Russia is building military bases in Syria and sharing intelligence with Iraq and Iran. U.S. officials are having conniptions about it, but why? The Russians apparently learned little from their miserable years in Afghanistan and now are heading for a debilitating exercise in futility. If Washington is lucky, perhaps that will distract Moscow from its current efforts to undermine NATO and destabilize parts of Eastern Europe.
The lessons of America's grim misadventure in Vietnam also seem lost on the Russians. Listen to Lyndon Baines Putin at the United Nations General Assembly on September 28: "I believe it is of the utmost importance to... provide comprehensive assistance to the legitimate government of Syria." The Syrian government is even less legitimate than was the corrupt South Vietnamese government that the United States propped up for so long, but Putin will not relax his embrace of Bashar al-Assad.
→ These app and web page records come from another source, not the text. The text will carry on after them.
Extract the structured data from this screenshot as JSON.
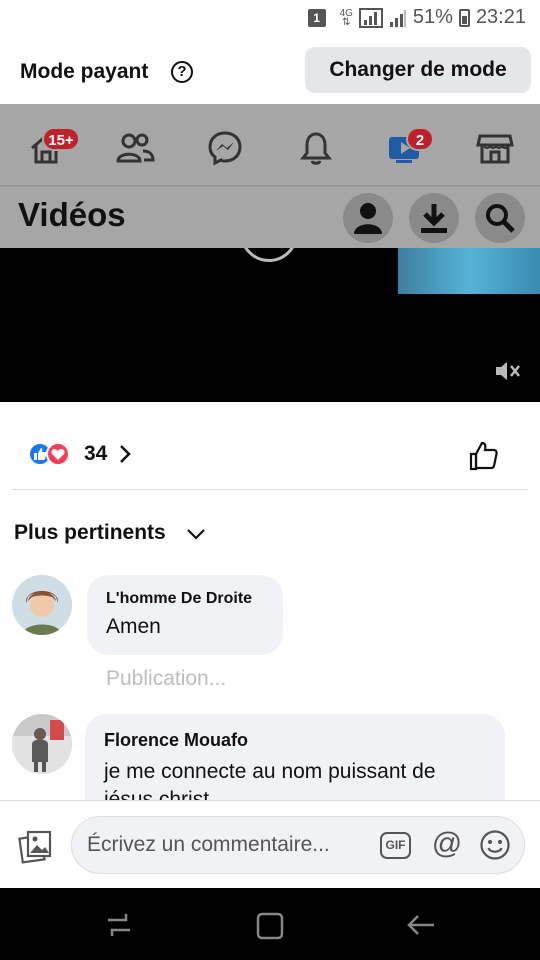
{
  "status_bar": {
    "sim": "1",
    "network": "4G",
    "battery": "51%",
    "time": "23:21"
  },
  "mode_bar": {
    "label": "Mode payant",
    "help_icon": "question-circle-icon",
    "change_button": "Changer de mode"
  },
  "fb_nav": {
    "tabs": [
      {
        "name": "home",
        "icon": "home-icon",
        "badge": "15+"
      },
      {
        "name": "friends",
        "icon": "friends-icon"
      },
      {
        "name": "messenger",
        "icon": "messenger-icon"
      },
      {
        "name": "notifications",
        "icon": "bell-icon"
      },
      {
        "name": "watch",
        "icon": "video-icon",
        "badge": "2",
        "active": true
      },
      {
        "name": "marketplace",
        "icon": "store-icon"
      }
    ]
  },
  "videos_header": {
    "title": "Vidéos",
    "actions": [
      "profile-icon",
      "download-icon",
      "search-icon"
    ]
  },
  "video": {
    "muted": true
  },
  "comments_sheet": {
    "reactions": {
      "types": [
        "like",
        "love"
      ],
      "count": "34"
    },
    "sort": "Plus pertinents",
    "comments": [
      {
        "author": "L'homme De Droite",
        "text": "Amen",
        "status": "Publication..."
      },
      {
        "author": "Florence Mouafo",
        "text_line1": "je me connecte au nom puissant de",
        "text_line2": "jésus christ"
      }
    ],
    "composer": {
      "placeholder": "Écrivez un commentaire...",
      "gif": "GIF",
      "at": "@"
    }
  },
  "colors": {
    "fb_blue": "#1877f2",
    "badge_red": "#c0202c",
    "love_red": "#f33e58"
  }
}
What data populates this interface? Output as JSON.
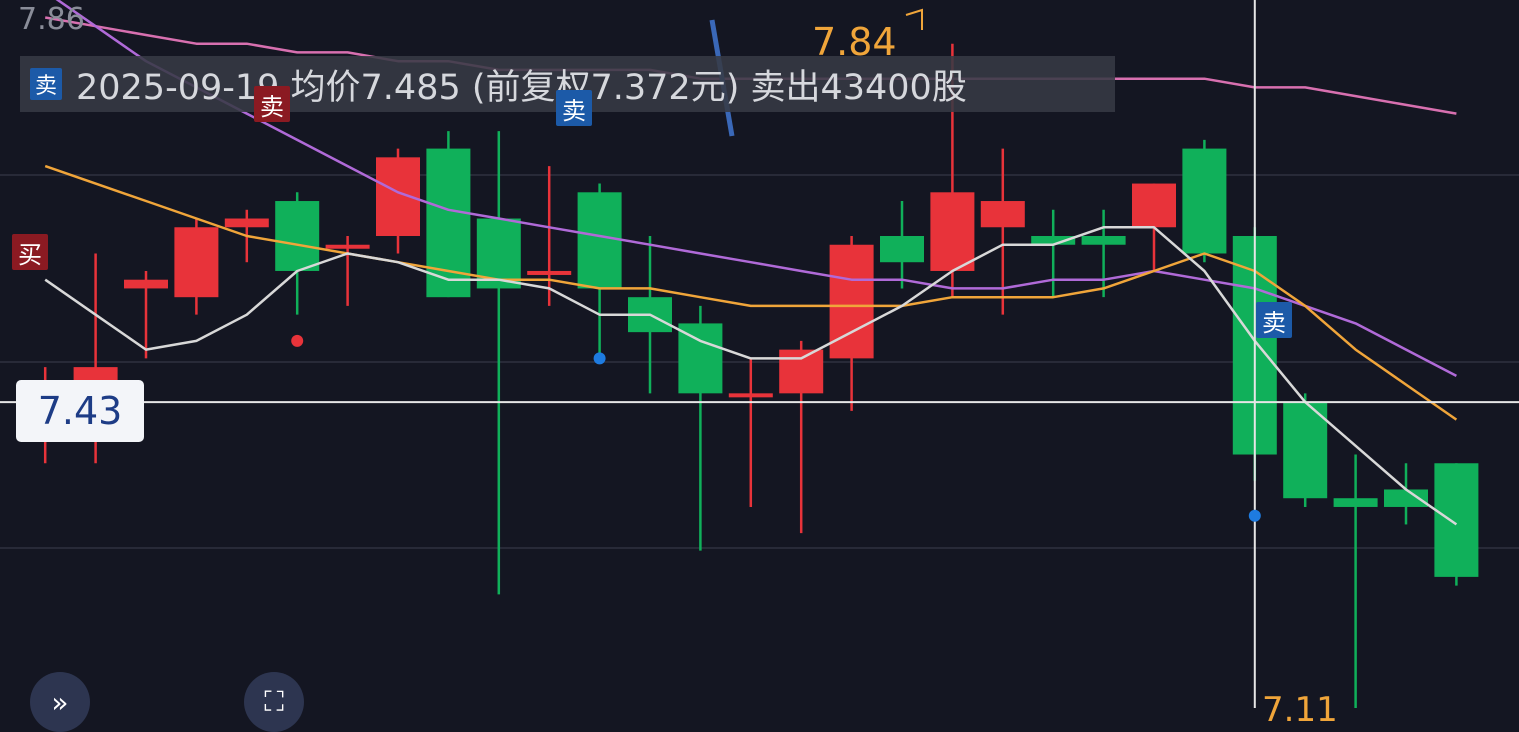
{
  "y_top_label": "7.86",
  "current_price_label": "7.43",
  "high_label": "7.84",
  "low_label": "7.11",
  "trade_banner": {
    "icon": "卖",
    "text": "2025-09-19 均价7.485 (前复权7.372元) 卖出43400股"
  },
  "markers": [
    {
      "kind": "sell",
      "text": "卖"
    },
    {
      "kind": "sell",
      "text": "卖"
    },
    {
      "kind": "buy",
      "text": "买"
    },
    {
      "kind": "buy",
      "text": "卖"
    }
  ],
  "buttons": {
    "expand": "»",
    "fullscreen": "⛶"
  },
  "colors": {
    "up": "#e8333a",
    "down": "#10b05a",
    "ma5": "#d8d8d8",
    "ma10": "#f0a53a",
    "ma20": "#b06ad8",
    "ma60": "#d870b0",
    "grid": "#2e3140",
    "crosshair": "#e6e6e6"
  },
  "chart_data": {
    "type": "candlestick",
    "ylim": [
      7.08,
      7.89
    ],
    "current_price": 7.43,
    "candles": [
      {
        "o": 7.39,
        "c": 7.45,
        "h": 7.47,
        "l": 7.36
      },
      {
        "o": 7.39,
        "c": 7.47,
        "h": 7.6,
        "l": 7.36
      },
      {
        "o": 7.56,
        "c": 7.57,
        "h": 7.58,
        "l": 7.48
      },
      {
        "o": 7.55,
        "c": 7.63,
        "h": 7.64,
        "l": 7.53
      },
      {
        "o": 7.63,
        "c": 7.64,
        "h": 7.65,
        "l": 7.59
      },
      {
        "o": 7.66,
        "c": 7.58,
        "h": 7.67,
        "l": 7.53
      },
      {
        "o": 7.61,
        "c": 7.61,
        "h": 7.62,
        "l": 7.54
      },
      {
        "o": 7.62,
        "c": 7.71,
        "h": 7.72,
        "l": 7.6
      },
      {
        "o": 7.72,
        "c": 7.55,
        "h": 7.74,
        "l": 7.55
      },
      {
        "o": 7.64,
        "c": 7.56,
        "h": 7.74,
        "l": 7.21
      },
      {
        "o": 7.58,
        "c": 7.58,
        "h": 7.7,
        "l": 7.54
      },
      {
        "o": 7.67,
        "c": 7.56,
        "h": 7.68,
        "l": 7.48
      },
      {
        "o": 7.55,
        "c": 7.51,
        "h": 7.62,
        "l": 7.44
      },
      {
        "o": 7.52,
        "c": 7.44,
        "h": 7.54,
        "l": 7.26
      },
      {
        "o": 7.44,
        "c": 7.44,
        "h": 7.48,
        "l": 7.31
      },
      {
        "o": 7.44,
        "c": 7.49,
        "h": 7.5,
        "l": 7.28
      },
      {
        "o": 7.48,
        "c": 7.61,
        "h": 7.62,
        "l": 7.42
      },
      {
        "o": 7.62,
        "c": 7.59,
        "h": 7.66,
        "l": 7.56
      },
      {
        "o": 7.58,
        "c": 7.67,
        "h": 7.84,
        "l": 7.55
      },
      {
        "o": 7.63,
        "c": 7.66,
        "h": 7.72,
        "l": 7.53
      },
      {
        "o": 7.62,
        "c": 7.61,
        "h": 7.65,
        "l": 7.55
      },
      {
        "o": 7.62,
        "c": 7.61,
        "h": 7.65,
        "l": 7.55
      },
      {
        "o": 7.63,
        "c": 7.68,
        "h": 7.68,
        "l": 7.58
      },
      {
        "o": 7.72,
        "c": 7.6,
        "h": 7.73,
        "l": 7.59
      },
      {
        "o": 7.62,
        "c": 7.37,
        "h": 7.63,
        "l": 7.34
      },
      {
        "o": 7.43,
        "c": 7.32,
        "h": 7.44,
        "l": 7.31
      },
      {
        "o": 7.32,
        "c": 7.31,
        "h": 7.37,
        "l": 7.08
      },
      {
        "o": 7.33,
        "c": 7.31,
        "h": 7.36,
        "l": 7.29
      },
      {
        "o": 7.36,
        "c": 7.23,
        "h": 7.36,
        "l": 7.22
      }
    ],
    "ma5": [
      7.57,
      7.53,
      7.49,
      7.5,
      7.53,
      7.58,
      7.6,
      7.59,
      7.57,
      7.57,
      7.56,
      7.53,
      7.53,
      7.5,
      7.48,
      7.48,
      7.51,
      7.54,
      7.58,
      7.61,
      7.61,
      7.63,
      7.63,
      7.58,
      7.5,
      7.43,
      7.38,
      7.33,
      7.29
    ],
    "ma10": [
      7.7,
      7.68,
      7.66,
      7.64,
      7.62,
      7.61,
      7.6,
      7.59,
      7.58,
      7.57,
      7.57,
      7.56,
      7.56,
      7.55,
      7.54,
      7.54,
      7.54,
      7.54,
      7.55,
      7.55,
      7.55,
      7.56,
      7.58,
      7.6,
      7.58,
      7.54,
      7.49,
      7.45,
      7.41
    ],
    "ma20": [
      7.9,
      7.86,
      7.82,
      7.79,
      7.76,
      7.73,
      7.7,
      7.67,
      7.65,
      7.64,
      7.63,
      7.62,
      7.61,
      7.6,
      7.59,
      7.58,
      7.57,
      7.57,
      7.56,
      7.56,
      7.57,
      7.57,
      7.58,
      7.57,
      7.56,
      7.54,
      7.52,
      7.49,
      7.46
    ],
    "ma60": [
      7.87,
      7.86,
      7.85,
      7.84,
      7.84,
      7.83,
      7.83,
      7.82,
      7.82,
      7.81,
      7.81,
      7.81,
      7.81,
      7.8,
      7.8,
      7.8,
      7.8,
      7.8,
      7.8,
      7.8,
      7.8,
      7.8,
      7.8,
      7.8,
      7.79,
      7.79,
      7.78,
      7.77,
      7.76
    ],
    "crosshair_index": 24.5
  }
}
Putin has always seemed shrewd, if unscrupulous, but he has misjudged the mess in the territory that used to be Syria. The Assad regime controls just a small fraction of what was once a nation, while the Islamic State and the Al Qaeda affiliate Jabhat al-Nusra enjoy success on the battlefield and in attracting new recruits. Russia has sent aircraft that will be deployed against the anti-Assad forces, but the Russian commanders will soon learn another Vietnam lesson: air power cannot win an asymmetric war.
With the Russian economy in serious trouble, Putin may be grasping at this new venture to generate a surge of patriotism to help keep him afloat politically.
Once the reliance on air strikes proves unproductive, what’s next: ground troops? Prepare for a river of body bags flowing back to Mother Russia. Determining who the better fighters are – the mujahidin of Afghanistan, or the Islamist fighters in Syria – will be a bloody contest. Of particular note is that among the Islamic State soldiers are Chechens, whose hatred of Russia knows no bounds. Once those Chechens sniff Russian troops in the neighborhood, the knives will be out, literally. The Russians will be lucky if they can attain even a stalemate. U.S. policymakers should pay attention so as to better understand the folly of military intervention in this region (as if the Afghanistan and Iraq wars were not lessons enough).
The purpose of Russia's adventurism is unclear. Russian news media have shifted their coverage away from Russia's noble liberation efforts in Ukraine, concentrating instead on the noble confrontation with terrorists in the Middle East. With the Russian economy in serious trouble, Putin may be grasping at this new venture to generate a surge of patriotism to help keep him afloat politically.
"Resurgent Russia," recently so intent on causing problems in its own neighborhood, is now traveling afar to once again bleed on foreign soil. The United States should watch and learn.
What makes this new Russian strategy even odder is that Putin himself apparently knows that trouble may lie ahead. In his United Nations speech he said: "It seems, however, that far from learning from others' mistakes, everyone just keeps repeating them... aggressive foreign interference has resulted in a flagrant destruction of national institutions and the lifestyle itself."
He is correct, but logic cannot overcome hubris. "Resurgent Russia," recently so intent on causing problems in its own neighborhood, is now traveling afar to once again bleed on foreign soil. The United States should watch and learn.
Phil Seib is Professor of Journalism and Public Diplomacy and Professor of International Relations at the University of Southern California. He served as director of USC’s Center on Public Diplomacy from 2009-2013. His most recent book is Real-Time Diplomacy: Politics and Power in the Social Media Era.
Photo Credit: "Azaz, Syria" by Flickr user Christiaan Treibert